Ontario Genealogical Society has, at present, four Special Interest Groups
SIG is a permanent group of OGS Members with an interest in some other topic,
such as a geographic location outside Ontario (e.g. immigrants from a
particular country), an ethnic or cultural group (e.g. natives or a particular
fraternal organization), or an event (e.g. a particular emigration scheme).
Please visit our site - www.GenealogyCanada.com
There is lots of Canadian genealogy news to browse through, so please drop in for a spell.
There are also Canadian heritage and history news items, and the "Website of the Month" - always a surprise treat.
Thank you for dropping by - we appreciate your visits!!
Elizabeth Lapointe Research Services
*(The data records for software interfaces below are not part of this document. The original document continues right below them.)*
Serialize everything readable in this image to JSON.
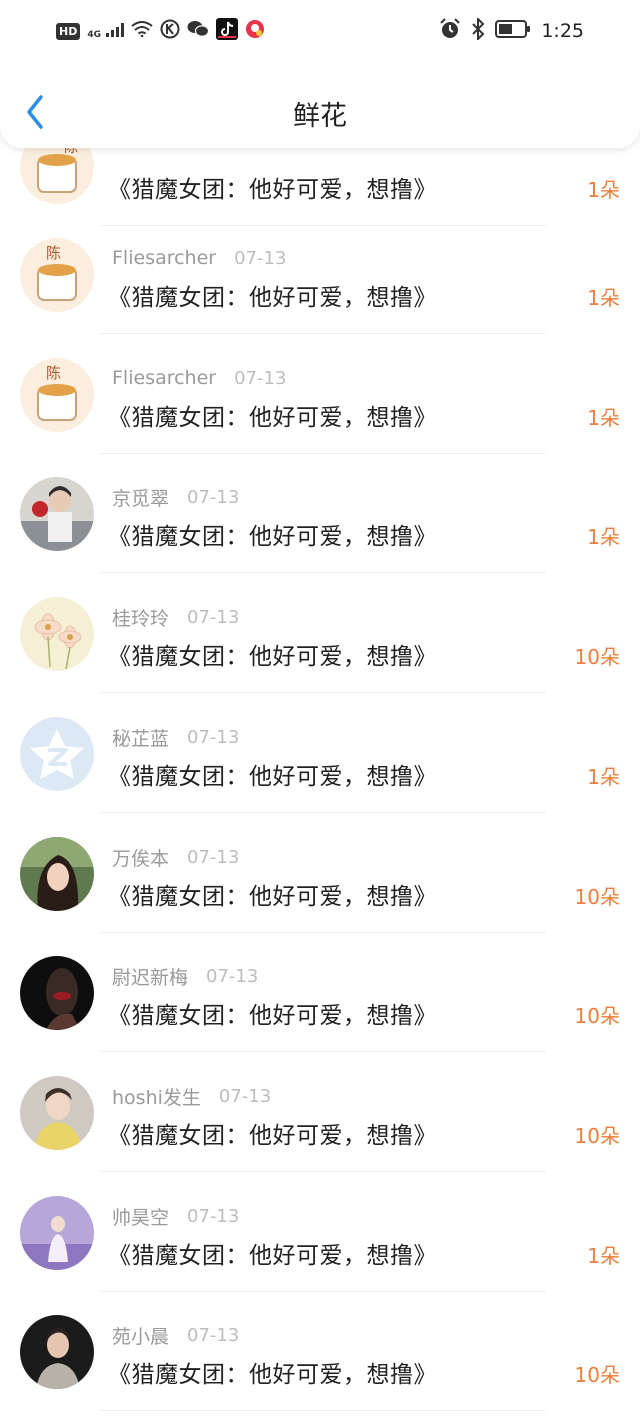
{
  "status_bar": {
    "time": "1:25",
    "hd": "HD",
    "network": "4G"
  },
  "header": {
    "title": "鲜花"
  },
  "colors": {
    "accent": "#ef7d3b",
    "back_arrow": "#2a8fe6"
  },
  "rows": [
    {
      "name": "",
      "date": "",
      "title": "《猎魔女团：他好可爱，想撸》",
      "count": "1朵",
      "avatar": "cake-avatar"
    },
    {
      "name": "Fliesarcher",
      "date": "07-13",
      "title": "《猎魔女团：他好可爱，想撸》",
      "count": "1朵",
      "avatar": "cake-avatar"
    },
    {
      "name": "Fliesarcher",
      "date": "07-13",
      "title": "《猎魔女团：他好可爱，想撸》",
      "count": "1朵",
      "avatar": "cake-avatar"
    },
    {
      "name": "京觅翠",
      "date": "07-13",
      "title": "《猎魔女团：他好可爱，想撸》",
      "count": "1朵",
      "avatar": "photo-avatar"
    },
    {
      "name": "桂玲玲",
      "date": "07-13",
      "title": "《猎魔女团：他好可爱，想撸》",
      "count": "10朵",
      "avatar": "flower-avatar"
    },
    {
      "name": "秘芷蓝",
      "date": "07-13",
      "title": "《猎魔女团：他好可爱，想撸》",
      "count": "1朵",
      "avatar": "default-avatar"
    },
    {
      "name": "万俟本",
      "date": "07-13",
      "title": "《猎魔女团：他好可爱，想撸》",
      "count": "10朵",
      "avatar": "photo-avatar"
    },
    {
      "name": "尉迟新梅",
      "date": "07-13",
      "title": "《猎魔女团：他好可爱，想撸》",
      "count": "10朵",
      "avatar": "photo-avatar"
    },
    {
      "name": "hoshi发生",
      "date": "07-13",
      "title": "《猎魔女团：他好可爱，想撸》",
      "count": "10朵",
      "avatar": "photo-avatar"
    },
    {
      "name": "帅昊空",
      "date": "07-13",
      "title": "《猎魔女团：他好可爱，想撸》",
      "count": "1朵",
      "avatar": "photo-avatar"
    },
    {
      "name": "苑小晨",
      "date": "07-13",
      "title": "《猎魔女团：他好可爱，想撸》",
      "count": "10朵",
      "avatar": "photo-avatar"
    }
  ]
}
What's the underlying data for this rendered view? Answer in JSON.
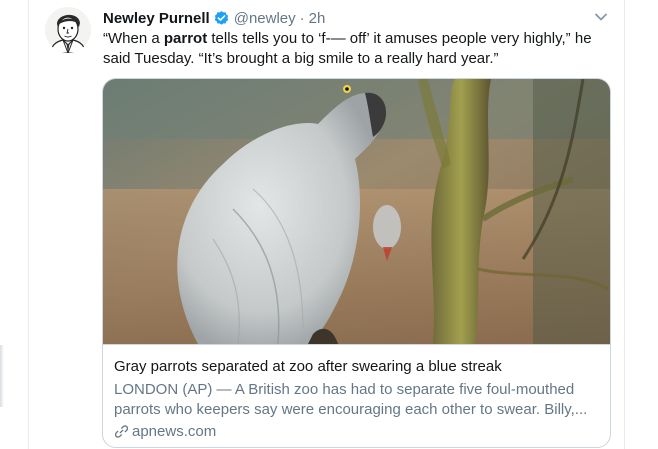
{
  "tweet": {
    "author_name": "Newley Purnell",
    "handle": "@newley",
    "separator": "·",
    "time": "2h",
    "text_before": "“When a ",
    "text_bold": "parrot",
    "text_after": " tells tells you to ‘f-— off’ it amuses people very highly,” he said Tuesday. “It’s brought a big smile to a really hard year.”",
    "icons": {
      "verified": "verified-badge-icon",
      "menu": "chevron-down-icon",
      "link": "link-icon"
    }
  },
  "card": {
    "title": "Gray parrots separated at zoo after swearing a blue streak",
    "description": "LONDON (AP) — A British zoo has had to separate five foul-mouthed parrots who keepers say were encouraging each other to swear. Billy,...",
    "domain": "apnews.com"
  },
  "colors": {
    "verified_blue": "#1da1f2",
    "secondary_text": "#657786",
    "border": "#ccd6dd"
  }
}
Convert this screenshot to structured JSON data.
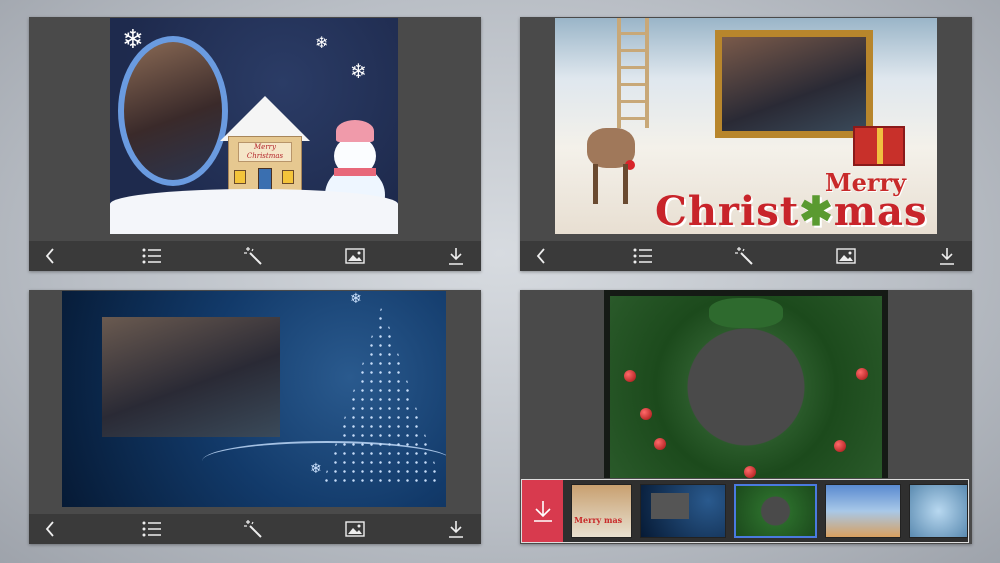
{
  "cards": [
    {
      "text_merry": "Merry",
      "text_christmas": "Christmas"
    },
    {
      "text_merry": "Merry",
      "text_christ": "Christ",
      "text_mas": "mas"
    },
    {},
    {}
  ],
  "toolbar": {
    "back_icon": "chevron-left-icon",
    "list_icon": "list-icon",
    "magic_icon": "magic-wand-icon",
    "image_icon": "image-icon",
    "download_icon": "download-icon"
  },
  "thumbnail_strip": {
    "download_icon": "download-icon",
    "thumb1_text": "Merry mas",
    "selected_index": 3,
    "accent": "#d83a4e",
    "selected_border": "#4a7ae0"
  }
}
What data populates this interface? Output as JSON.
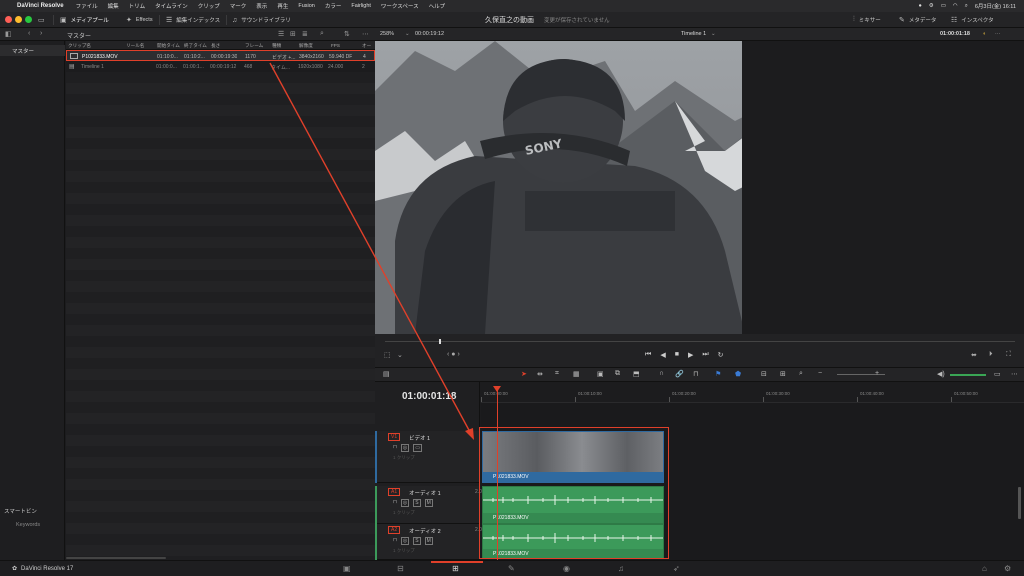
{
  "menubar": {
    "app_name": "DaVinci Resolve",
    "items": [
      "ファイル",
      "編集",
      "トリム",
      "タイムライン",
      "クリップ",
      "マーク",
      "表示",
      "再生",
      "Fusion",
      "カラー",
      "Fairlight",
      "ワークスペース",
      "ヘルプ"
    ],
    "date_time": "6月3日(金) 16:11"
  },
  "toolbar": {
    "media_pool": "メディアプール",
    "effects": "Effects",
    "edit_index": "編集インデックス",
    "sound_library": "サウンドライブラリ",
    "project_title": "久保直之の動画",
    "save_status": "変更が保存されていません",
    "mixer": "ミキサー",
    "metadata": "メタデータ",
    "inspector": "インスペクタ"
  },
  "mediapool": {
    "bin_title": "マスター",
    "sidebar_bin": "マスター",
    "smart_bins": "スマートビン",
    "keywords": "Keywords",
    "columns": [
      "クリップ名",
      "リール名",
      "開始タイム",
      "終了タイム",
      "長さ",
      "フレーム",
      "種類",
      "解像度",
      "FPS",
      "オー"
    ],
    "rows": [
      {
        "name": "P1021833.MOV",
        "reel": "",
        "start": "01:10:0...",
        "end": "01:10:2...",
        "duration": "00:00:19:30",
        "frames": "1170",
        "type": "ビデオ +...",
        "res": "3840x2160",
        "fps": "59.940 DF",
        "audio": "4"
      },
      {
        "name": "Timeline 1",
        "reel": "",
        "start": "01:00:0...",
        "end": "01:00:1...",
        "duration": "00:00:19:12",
        "frames": "468",
        "type": "タイム...",
        "res": "1920x1080",
        "fps": "24.000",
        "audio": "2"
      }
    ]
  },
  "viewer": {
    "zoom": "258%",
    "source_tc": "00:00:19:12",
    "timeline_name": "Timeline 1",
    "record_tc": "01:00:01:18"
  },
  "timeline": {
    "timecode": "01:00:01:18",
    "ruler": [
      "01:00:00:00",
      "01:00:10:00",
      "01:00:20:00",
      "01:00:30:00",
      "01:00:40:00",
      "01:00:50:00"
    ],
    "tracks": [
      {
        "tag": "V1",
        "name": "ビデオ 1",
        "num": "1",
        "sub": "1 クリップ",
        "clip": "P1021833.MOV"
      },
      {
        "tag": "A1",
        "name": "オーディオ 1",
        "num": "2.0",
        "sub": "1 クリップ",
        "clip": "P1021833.MOV"
      },
      {
        "tag": "A2",
        "name": "オーディオ 2",
        "num": "2.0",
        "sub": "1 クリップ",
        "clip": "P1021833.MOV"
      }
    ]
  },
  "pagebar": {
    "brand": "DaVinci Resolve 17"
  },
  "colors": {
    "accent_red": "#e0402a",
    "video_clip": "#2f6aa0",
    "audio_clip": "#3c9a5a"
  }
}
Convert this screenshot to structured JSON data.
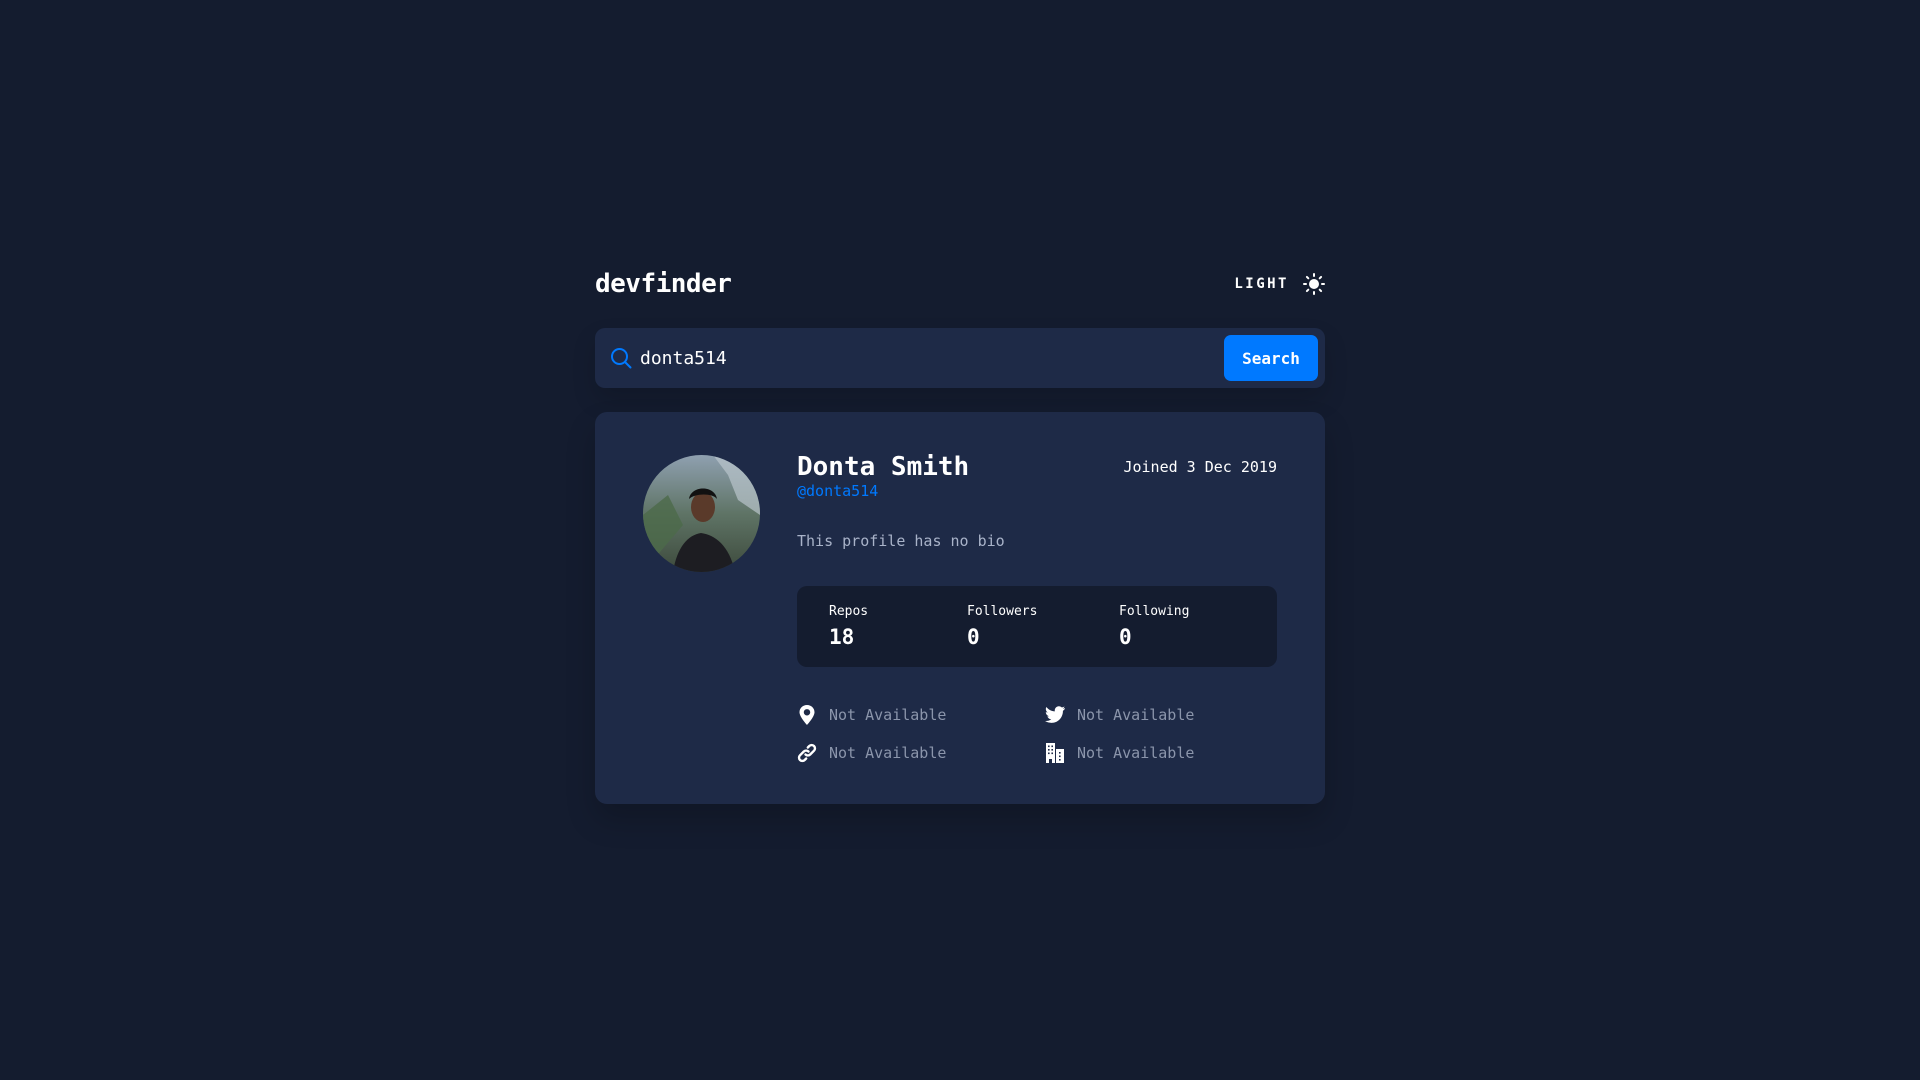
{
  "app": {
    "logo": "devfinder",
    "theme_label": "LIGHT"
  },
  "search": {
    "value": "donta514",
    "button_label": "Search"
  },
  "profile": {
    "name": "Donta Smith",
    "login": "@donta514",
    "joined": "Joined 3 Dec 2019",
    "bio": "This profile has no bio"
  },
  "stats": [
    {
      "label": "Repos",
      "value": "18"
    },
    {
      "label": "Followers",
      "value": "0"
    },
    {
      "label": "Following",
      "value": "0"
    }
  ],
  "links": {
    "location": "Not Available",
    "twitter": "Not Available",
    "blog": "Not Available",
    "company": "Not Available"
  },
  "icons": {
    "theme": "sun-icon",
    "search": "search-icon",
    "location": "location-pin-icon",
    "twitter": "twitter-icon",
    "blog": "link-icon",
    "company": "company-building-icon"
  },
  "colors": {
    "background": "#141c2f",
    "card": "#1e2a47",
    "accent": "#0079ff",
    "muted_text": "#8b95ab"
  }
}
Need a Canadian researcher?
Looking for someone who came to the United States from Canada, or went to Canada from the U.S., the U.K., or Europe?
I specialize in cross-border migration, and offer many options in finding your family.
Booklet #1 - The War of 1812: Canada and the United States
The booklet, “The War of 1812: Canada and the United States”, gives a synopsis of the causes of the War, and details the battles that took place (who, where, and when), and which included British forces, Blacks, and Aboriginal warriors who fought on both sides of the conflict.
Booklet #2 – Migration: Canada and the United States
These headings offer good examples of those who came to Canada, or of Canadians who left for the U.S, and why. The booklet gives a synopsis of what records to look for, the books written on the subject, where to find online resources, and a bonus list of some famous Canadians who migrated to the U.S.